#2 segues conveniently into #3, Obama’s attitude towards and treatment of those citizens, journalists, and others who inform the public what their government is up to, people known as whistleblowers. Julian Assange of WikiLeaks has been Ecuador’s houseguest for over a year, knowing that if he returns to the U.S. he’ll face punishment, possibly even torture. Edward Snowden was, ironically, granted asylum in Russia! for the same reason. These are the high-profile cases, but if you click on some of the links here you’ll find story after story about people who fear for their lives because they did their jobs, i.e., reported what this government is up to. The effect of these heavy investigations is to put a serious damper on journalists’ ability and willingness to keep reporting the truth.

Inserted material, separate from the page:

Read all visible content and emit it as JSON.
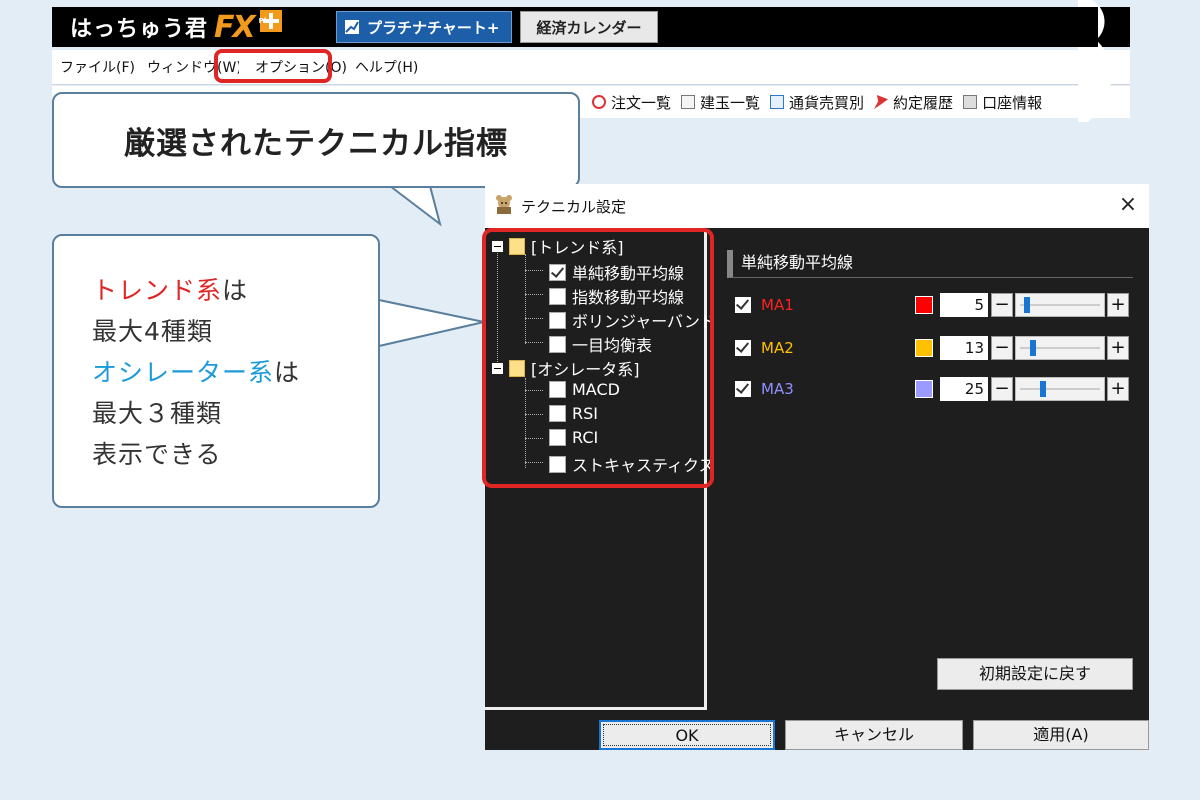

The Obama administration has charged six government officials accused of providing classified information to the media with violations of the Espionage Act, a World War I-era law meant to prohibit “aiding the enemy.” These are more uses of the Espionage Act for that purpose than under all previous presidential administrations combined.
I never liked the word to begin with. The first time someone used it to describe intimate talk between friends I cringed: it confirmed my suspicion that transparency is just trendy rhetoric lacking any real substance. The idea of transparency in government was heavily promoted by Obama’s campaign. He and his minions swore in endless stump speeches that an Obama administration would be completely open and honest with the citizenry, that we would truly have a government of, by and for the people, something we’ve yet to behold in modern-day America. Obama began by posting all sorts of truths on his campaign website. The citizenry was elated.

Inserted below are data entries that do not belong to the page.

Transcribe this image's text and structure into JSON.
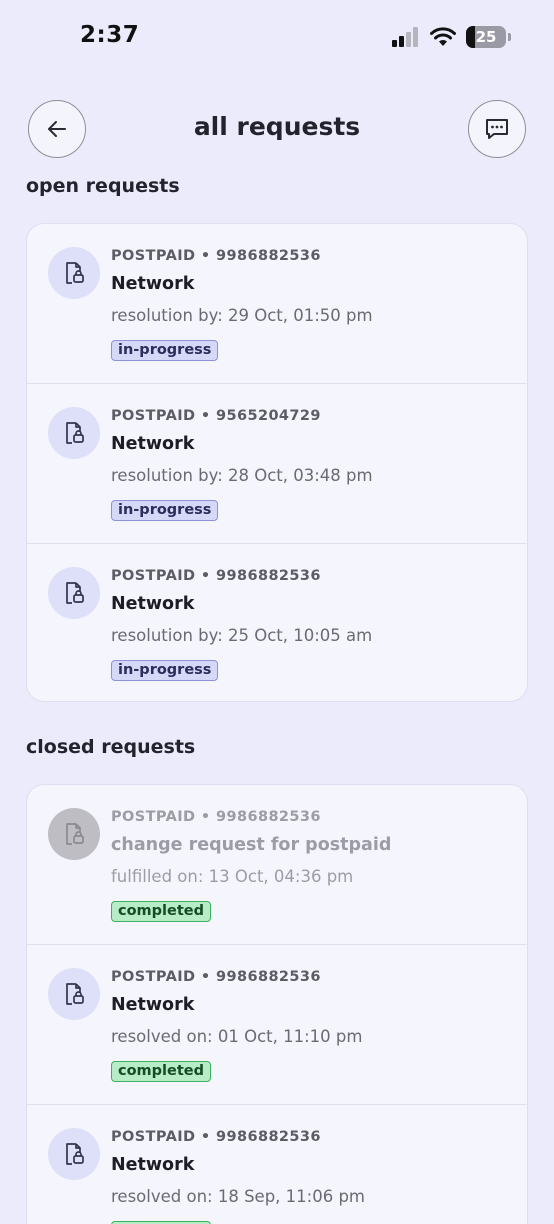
{
  "status_bar": {
    "time": "2:37",
    "battery": "25"
  },
  "header": {
    "title": "all requests"
  },
  "open": {
    "title": "open requests",
    "items": [
      {
        "meta": "POSTPAID • 9986882536",
        "title": "Network",
        "sub": "resolution by: 29 Oct, 01:50 pm",
        "badge": "in-progress"
      },
      {
        "meta": "POSTPAID • 9565204729",
        "title": "Network",
        "sub": "resolution by: 28 Oct, 03:48 pm",
        "badge": "in-progress"
      },
      {
        "meta": "POSTPAID • 9986882536",
        "title": "Network",
        "sub": "resolution by: 25 Oct, 10:05 am",
        "badge": "in-progress"
      }
    ]
  },
  "closed": {
    "title": "closed requests",
    "items": [
      {
        "meta": "POSTPAID • 9986882536",
        "title": "change request for postpaid",
        "sub": "fulfilled on: 13 Oct, 04:36 pm",
        "badge": "completed"
      },
      {
        "meta": "POSTPAID • 9986882536",
        "title": "Network",
        "sub": "resolved on: 01 Oct, 11:10 pm",
        "badge": "completed"
      },
      {
        "meta": "POSTPAID • 9986882536",
        "title": "Network",
        "sub": "resolved on: 18 Sep, 11:06 pm",
        "badge": "completed"
      }
    ]
  },
  "colors": {
    "background": "#ecebfb",
    "in_progress": "#d6d8f8",
    "completed": "#b8ecc6"
  },
  "icons": {
    "back": "arrow-left-icon",
    "chat": "message-icon",
    "request": "document-lock-icon"
  }
}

Ah, but have you recently visited that website, Change.gov, first put up in 2008 (it seems a lifetime ago!)? Well, don’t bother trying—it was taken down some time around June. However, it can still be viewed at The Wayback archive for an interesting exercise in disappointment – you can see how much has not changed, or perhaps what has, only for the worse.
5. Talk v. Action, or Hypocrisy
In 2005 then-Senator Obama gave a speech in which he expressed righteous outrage about spying by the NSA, especially warning letters sent to citizens to let them know they and their property were going to be searched, and they had no right to decline or even to call a lawyer. Apparently once upon a time Obama was against spying, but that was before he found himself in the seat of power. You know what they say: Power Corrupts.
More recently, in a speech about the NSA/Snowden affair, Obama claimed he would have been perfectly glad to see the country engaged in rational debate on these issues. If that’s true, then why didn’t he start such a debate before his back was up against the wall?
When I first chose to name these five elements of Obama’s mode of governance, I didn’t realize how much alike they are and how they overlap. Having done research on each, I conclude that all of it can be summarized by that one word: Hypocrisy. Not for the first time, we’ve got a big fat hypocrite sitting in the Oval Office, pushing buttons and having a field day playing with power. We’ve been through worse I suppose. Next time let us remember: “The new boss is the same as the old boss” no matter how he’s packaged, and that includes the color of his wrapping.
The Lethal Presidency of Barack Obama by Tom Junod in Esquire